• Records for the task:
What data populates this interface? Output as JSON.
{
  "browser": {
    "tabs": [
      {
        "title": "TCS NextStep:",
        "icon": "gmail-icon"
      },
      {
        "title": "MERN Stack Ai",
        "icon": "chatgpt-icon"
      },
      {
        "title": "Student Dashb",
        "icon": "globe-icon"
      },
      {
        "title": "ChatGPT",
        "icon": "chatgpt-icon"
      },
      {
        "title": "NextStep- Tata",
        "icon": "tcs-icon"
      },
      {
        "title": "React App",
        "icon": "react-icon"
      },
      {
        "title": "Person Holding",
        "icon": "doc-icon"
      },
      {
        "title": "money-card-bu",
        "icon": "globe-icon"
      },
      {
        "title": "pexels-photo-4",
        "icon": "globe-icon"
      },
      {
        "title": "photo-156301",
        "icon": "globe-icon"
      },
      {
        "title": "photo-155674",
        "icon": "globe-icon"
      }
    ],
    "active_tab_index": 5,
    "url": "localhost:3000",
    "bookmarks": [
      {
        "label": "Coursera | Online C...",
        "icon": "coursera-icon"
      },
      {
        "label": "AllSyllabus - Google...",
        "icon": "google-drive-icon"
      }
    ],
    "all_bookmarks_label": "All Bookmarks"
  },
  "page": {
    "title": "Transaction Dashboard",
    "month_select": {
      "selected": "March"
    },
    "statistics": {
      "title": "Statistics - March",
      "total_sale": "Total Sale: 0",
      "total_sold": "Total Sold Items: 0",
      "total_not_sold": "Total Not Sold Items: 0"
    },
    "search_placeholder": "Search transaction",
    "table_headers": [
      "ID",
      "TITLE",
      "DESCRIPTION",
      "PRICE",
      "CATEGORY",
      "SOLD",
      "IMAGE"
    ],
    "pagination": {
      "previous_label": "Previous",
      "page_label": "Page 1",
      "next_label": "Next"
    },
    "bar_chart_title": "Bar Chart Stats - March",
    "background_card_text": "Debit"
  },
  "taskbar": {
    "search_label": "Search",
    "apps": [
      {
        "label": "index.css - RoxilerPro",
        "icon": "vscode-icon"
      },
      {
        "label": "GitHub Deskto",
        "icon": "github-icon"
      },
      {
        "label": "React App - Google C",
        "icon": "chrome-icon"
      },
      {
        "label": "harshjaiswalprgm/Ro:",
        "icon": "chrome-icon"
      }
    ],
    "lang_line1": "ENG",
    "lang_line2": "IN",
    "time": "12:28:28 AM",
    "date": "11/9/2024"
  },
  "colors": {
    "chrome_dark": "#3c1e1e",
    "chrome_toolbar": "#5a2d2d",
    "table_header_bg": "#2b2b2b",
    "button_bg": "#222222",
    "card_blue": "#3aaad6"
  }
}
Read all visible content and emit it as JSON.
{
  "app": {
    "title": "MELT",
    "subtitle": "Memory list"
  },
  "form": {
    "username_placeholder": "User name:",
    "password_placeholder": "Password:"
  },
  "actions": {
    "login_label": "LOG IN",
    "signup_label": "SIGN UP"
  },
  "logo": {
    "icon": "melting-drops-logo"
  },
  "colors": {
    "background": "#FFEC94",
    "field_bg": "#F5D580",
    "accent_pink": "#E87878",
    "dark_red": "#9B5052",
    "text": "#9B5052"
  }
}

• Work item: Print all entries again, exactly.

• Output:
What data populates this interface? Output as JSON.
{
  "browser": {
    "tabs": [
      {
        "title": "TCS NextStep:",
        "icon": "gmail-icon"
      },
      {
        "title": "MERN Stack Ai",
        "icon": "chatgpt-icon"
      },
      {
        "title": "Student Dashb",
        "icon": "globe-icon"
      },
      {
        "title": "ChatGPT",
        "icon": "chatgpt-icon"
      },
      {
        "title": "NextStep- Tata",
        "icon": "tcs-icon"
      },
      {
        "title": "React App",
        "icon": "react-icon"
      },
      {
        "title": "Person Holding",
        "icon": "doc-icon"
      },
      {
        "title": "money-card-bu",
        "icon": "globe-icon"
      },
      {
        "title": "pexels-photo-4",
        "icon": "globe-icon"
      },
      {
        "title": "photo-156301",
        "icon": "globe-icon"
      },
      {
        "title": "photo-155674",
        "icon": "globe-icon"
      }
    ],
    "active_tab_index": 5,
    "url": "localhost:3000",
    "bookmarks": [
      {
        "label": "Coursera | Online C...",
        "icon": "coursera-icon"
      },
      {
        "label": "AllSyllabus - Google...",
        "icon": "google-drive-icon"
      }
    ],
    "all_bookmarks_label": "All Bookmarks"
  },
  "page": {
    "title": "Transaction Dashboard",
    "month_select": {
      "selected": "March"
    },
    "statistics": {
      "title": "Statistics - March",
      "total_sale": "Total Sale: 0",
      "total_sold": "Total Sold Items: 0",
      "total_not_sold": "Total Not Sold Items: 0"
    },
    "search_placeholder": "Search transaction",
    "table_headers": [
      "ID",
      "TITLE",
      "DESCRIPTION",
      "PRICE",
      "CATEGORY",
      "SOLD",
      "IMAGE"
    ],
    "pagination": {
      "previous_label": "Previous",
      "page_label": "Page 1",
      "next_label": "Next"
    },
    "bar_chart_title": "Bar Chart Stats - March",
    "background_card_text": "Debit"
  },
  "taskbar": {
    "search_label": "Search",
    "apps": [
      {
        "label": "index.css - RoxilerPro",
        "icon": "vscode-icon"
      },
      {
        "label": "GitHub Deskto",
        "icon": "github-icon"
      },
      {
        "label": "React App - Google C",
        "icon": "chrome-icon"
      },
      {
        "label": "harshjaiswalprgm/Ro:",
        "icon": "chrome-icon"
      }
    ],
    "lang_line1": "ENG",
    "lang_line2": "IN",
    "time": "12:28:28 AM",
    "date": "11/9/2024"
  },
  "colors": {
    "chrome_dark": "#3c1e1e",
    "chrome_toolbar": "#5a2d2d",
    "table_header_bg": "#2b2b2b",
    "button_bg": "#222222",
    "card_blue": "#3aaad6"
  }
}
Read all visible content and emit it as JSON.
{
  "app": {
    "title": "MELT",
    "subtitle": "Memory list"
  },
  "form": {
    "username_placeholder": "User name:",
    "password_placeholder": "Password:"
  },
  "actions": {
    "login_label": "LOG IN",
    "signup_label": "SIGN UP"
  },
  "logo": {
    "icon": "melting-drops-logo"
  },
  "colors": {
    "background": "#FFEC94",
    "field_bg": "#F5D580",
    "accent_pink": "#E87878",
    "dark_red": "#9B5052",
    "text": "#9B5052"
  }
}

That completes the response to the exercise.